Design by Younji Jin

When Dr. Marcus Jarboe, director of Pediatric Minimally Invasive Surgery at the C.S. Mott Children’s Hospital, was approached by the Detroit Zoo to perform a therapeutic surgery on a newborn chimpanzee, he jumped at the opportunity to heal a non-traditional patient.

The premature chimp, named Zane, had developed an inguinal hernia — a painful bulge of tissue that develops in the groin region — five weeks after he was born, in January 2020. For unclear reasons, Zane’s mother didn’t show any interest in her newborn, so the caretaker team began taking extra care of Zane in his early weeks. After Dr. Ann Duncan, director of Animal Health at the Detroit Zoo, and the team discovered Zane’s inguinal hernia, they reached out to Mott for help.

“Chimpanzee anatomy and human anatomy are very similar and the equipment needed for neonatal patients is specialized,” Duncan wrote in an email to The Michigan Daily. “For these reasons, we contacted a human pediatric surgeon with expertise in non-invasive laparoscopic repair techniques.”  

Contrary to the open hernia repair, the laparoscopic method allows the surgeon to visualize the hernia defect without making a large incision over the operating site. A camera called a laparoscope is inserted through the incision, and the surgeon uses the image relayed on a monitor to guide doctors as they perform the procedure. 

For his first non-human surgery, Jarboe said he decided to use the laparoscopic method because of his expertise in minimally invasive surgery. He also said the scope helps to better visualize the anatomy.

“I do most of my (surgeries)laparoscopic and I think the hernia is easier to do laparoscopic,” Jarboe said. “I could figure out the anatomy easier with the scope.”

Jarboe also said pediatric surgeons have much expertise in performing surgery on human patients that are of similar size to Zane, so many of the procedures can be similarly performed on primate animals.

“Zane was somewhere around three kilograms,” Jarboe said. “It’s the same size we usually operate on.”

In addition to two pediatric anesthesiologists assisting with the surgery, Jarboe said he invited senior pediatric surgeon Dr. Ronald Hirschl and two pediatric anesthesiologists to perform the surgery with him. He said inviting the pediatric anesthesiologists was important because of their expertise in inserting the endotracheal tube so the patient can breathe during surgery. 

“The vets can get airways on bigger types of animals,” Jarboe said. “But on a chimp this size, it’s really hard to get an airway. Our anesthesiologists are really used to it. It’s well within their comfort zone.”

According to Duncan, she talked on the phone with the surgeon several times and traveled to the University of Michigan to pick up the equipment since the surgery was performed at the zoo. 

Zane recovered very quickly, Duncan said. A chimp named Trixi showed strong interest in Zane and became his surrogate mother. With the company of his new friend Bubbles — the second oldest chimp in the community — and his older sister Jane, Zane integrated with the troop well. He recently celebrated his second birthday, according to Duncan.

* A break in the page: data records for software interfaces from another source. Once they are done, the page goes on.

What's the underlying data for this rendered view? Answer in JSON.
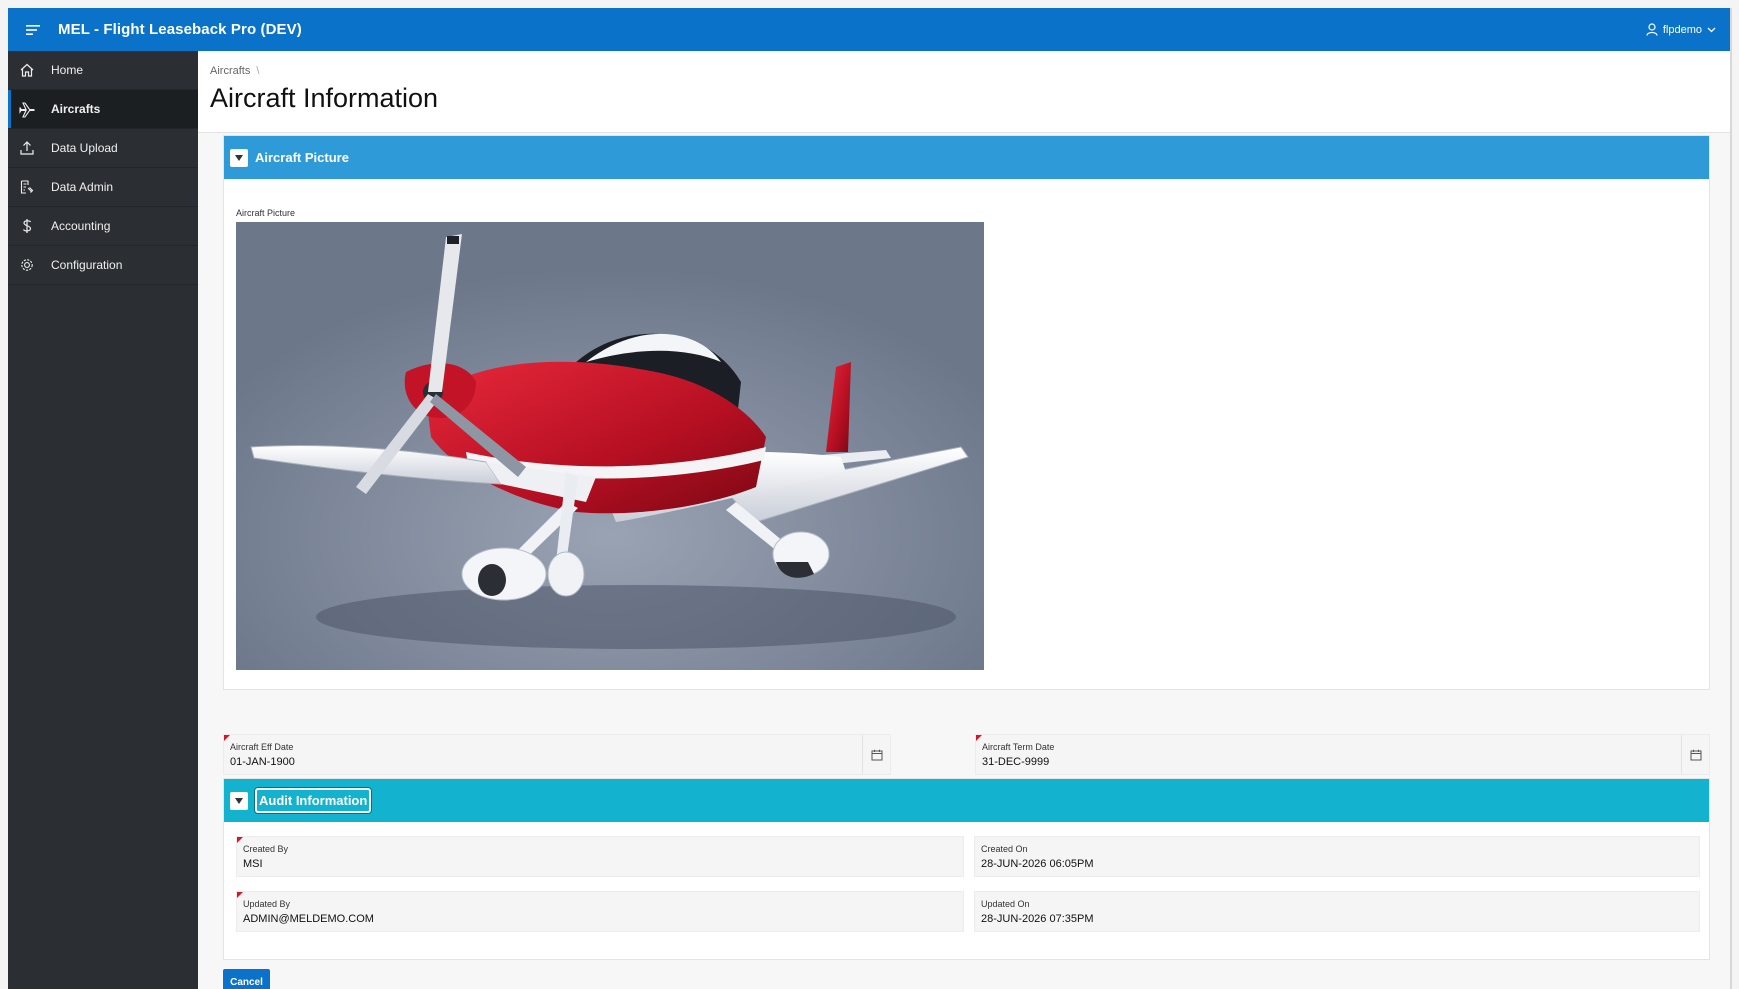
{
  "header": {
    "app_title": "MEL - Flight Leaseback Pro (DEV)",
    "user_name": "flpdemo"
  },
  "sidebar": {
    "items": [
      {
        "label": "Home",
        "icon": "home-icon",
        "active": false
      },
      {
        "label": "Aircrafts",
        "icon": "plane-icon",
        "active": true
      },
      {
        "label": "Data Upload",
        "icon": "upload-icon",
        "active": false
      },
      {
        "label": "Data Admin",
        "icon": "data-admin-icon",
        "active": false
      },
      {
        "label": "Accounting",
        "icon": "dollar-icon",
        "active": false
      },
      {
        "label": "Configuration",
        "icon": "gear-icon",
        "active": false
      }
    ]
  },
  "breadcrumb": {
    "items": [
      "Aircrafts"
    ],
    "separator": "\\"
  },
  "page": {
    "title": "Aircraft Information"
  },
  "picture_region": {
    "title": "Aircraft Picture",
    "field_label": "Aircraft Picture",
    "header_color": "#2f9ad8"
  },
  "dates": {
    "eff_label": "Aircraft Eff Date",
    "eff_value": "01-JAN-1900",
    "term_label": "Aircraft Term Date",
    "term_value": "31-DEC-9999"
  },
  "audit_region": {
    "title": "Audit Information",
    "header_color": "#13b3d0",
    "created_by_label": "Created By",
    "created_by_value": "MSI",
    "created_on_label": "Created On",
    "created_on_value": "28-JUN-2026 06:05PM",
    "updated_by_label": "Updated By",
    "updated_by_value": "ADMIN@MELDEMO.COM",
    "updated_on_label": "Updated On",
    "updated_on_value": "28-JUN-2026 07:35PM"
  },
  "actions": {
    "cancel_label": "Cancel"
  },
  "colors": {
    "brand": "#0b72c9",
    "sidebar": "#2b2f33",
    "required": "#d5162b"
  }
}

Duncan wrote in an email to the Daily this was not the first time the Detroit Zoo had worked with medical experts in human medicine.

“Over the years we have worked with a number of veterinary and human medical specialists,” Duncan wrote. “It’s more common for us to work with veterinarians. However, we’ve worked with human urologists, gastroenterologists, neurologists and anesthesiologists, most often when our patients are chimpanzees or gorillas.”

Duncan also said the collaboration between human medicine and veterinary medicine is critical to the advancement of both fields. 

“There’s a lot of overlap between human and veterinary medicine,” Duncan wrote. “One Health collaborations allow advances in both realms.”

LSA sophomore Ava Ryder, a pre-vet student, said she thought the story was very heartwarming. She also said even though veterinary medicine and human medicine are traditionally viewed separately, the collaboration between the two fields is beneficial to society.

Ryder said she plans to work in the crossover research field after veterinary school and hopes to specialize in oncology. 

“I actually plan on working in the crossover research field (in the future),” Ryder said. “I’d like to specialize in oncology… in hopes to find cures to human cancers as well as the cancers… in the animals that I’m treating.”

Ryder added that she was able to attend two veterinary medicine discovery programs in high school, and that experience inspired her to pursue crossover research.

“I’ve always been interested in doing research as well as helping animals,” Ryder said. “But if I can help more than just animals, that is an even greater achievement that I will strive to get to.”

Daily Staff Reporter Jingqi Zhu can be reached at